Thursday, January 18, 2007

More on art

In a couple of previous posts, I seem to have stirred up a bit of controversy regarding the art world. Perhaps I should clear things up a bit; I am not against art in general, or even modern art. I've spent many a happy hour in art museums, and even have a few original pieces in my own home.

What I was getting at is simple; meaningful, significant art represents something, and our appreciation (or rejection) of it ought to depend upon our knowledge of what it represents. Is it David, or Eros? The girl next door, or Aphrodite, or Picasso's soon-to-be ex-girlfriend? A landscape of London, or Kabul? Culinary art, or cannibalism? Talent, or the scribblings of a two year old?

I would suggest, moreover, that when art involves nudity, the Aphrodite/Eros hypothesis should not be discarded lightly. Again, that is the way nudity returned to art in the western world after a hiatus of over a millenium--it shouldn't be controversial among those who know art history, really.

Can it become pure?
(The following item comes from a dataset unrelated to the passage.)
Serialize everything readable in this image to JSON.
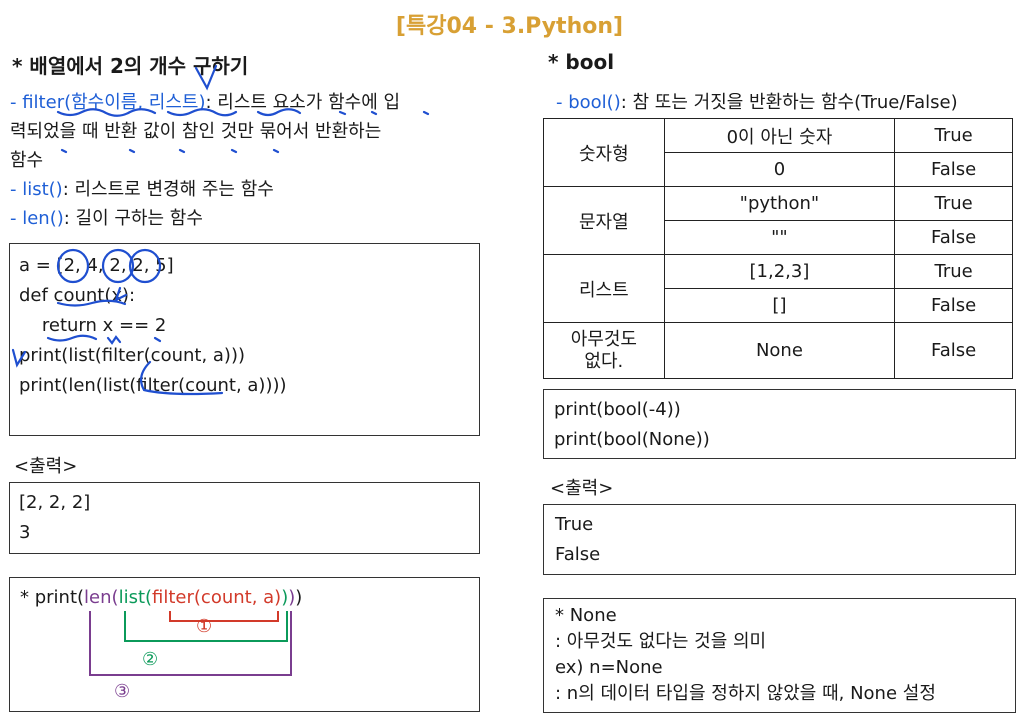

Well, that's not the conclusion of most historic Christian and Jewish theologians, for whom to "uncover one's nakedness" meant to instigate sexual relations--as is hinted in Leviticus 18. Not a direct argument, but a strong hint from Scripture that there is something amiss.

A stronger question derives from the nature of art; what is its message? What are we supposed to carry away from the painting or sculpture? Is that a message we need to be carrying around in our minds?

I won't presume to answer for everyone, but I must admit that I'm having trouble figuring out pure and holy messages that would be communicated in this regard. Maybe it's just me.


Marklark said...

My eyes saw "More on art," but my mind heard "Moron art" - which is quite appropriate, in most cases. :^)

Angel said...

Hi Bert,
Thanks for this post-- I saw it as a sort of attempt to make peace w/those of us who are avid lovers of art in all its splendor (nudity, clothed, whatever). You are certainly entitled to your opinion, and I did not mean to make it sound like I was stomping all over your arguments. Mainly, I was getting frustrated that you weren't responding to my questions and comments (for ex- you make the claim that most historic Christian and Jewish theologians wouldn't consider nude art "pure," yet disregard/fail to acknowledge or respond to the fact that the Catholic church has commissioned and celebrated art w/nudity in it for centuries. Do you see the discrepancy there? Granted, there are differences in Catholic/Protestant thought, but many Catholics really believe the Gospel, and so you can't just dismiss their involvement w/art altogether when considering the historic "Christian" opinion on this matter). I also was getting frustrated b/c I felt like you weren't respecting my opinions, and were approaching the matter in a very simplistic manner. I appreciated this post b/c it sounded like there was more humility in it, and that makes me feel more invited to engage in the discussion.

And "Marklark"-- what do you do? What if someone said that your profession was largely associated w/morons? Would you feel respected? No, probably not. Neither do the art historians who just read your post.

Bike Bubba said...

Angel--yes, it's true that the Catholic Church did sponsor such art, but don't forget that the general mood in Vatican City at the time was one of war, rampant immorality, and such. Put gently, it's not an accident that Savonarola and the Reformation came hard on the heels of the disrobing of "David."

Because of this, I'm reluctant to derive "moral" authority from the behavior of the Popes of this time. It's also worth noting that the Catholic Church also isn't commissioning this kind of art anymore, for the most part.

Bike Bubba said...

Mark, methinks thou hast indulged a bit of a "hasty generalization," no? While certainly there are fools in the art world--Mapplethorpe and the guy who made meatballs out of his own fat come to mind--would we, say, do this to Cranach or many of the "Dutch" masters?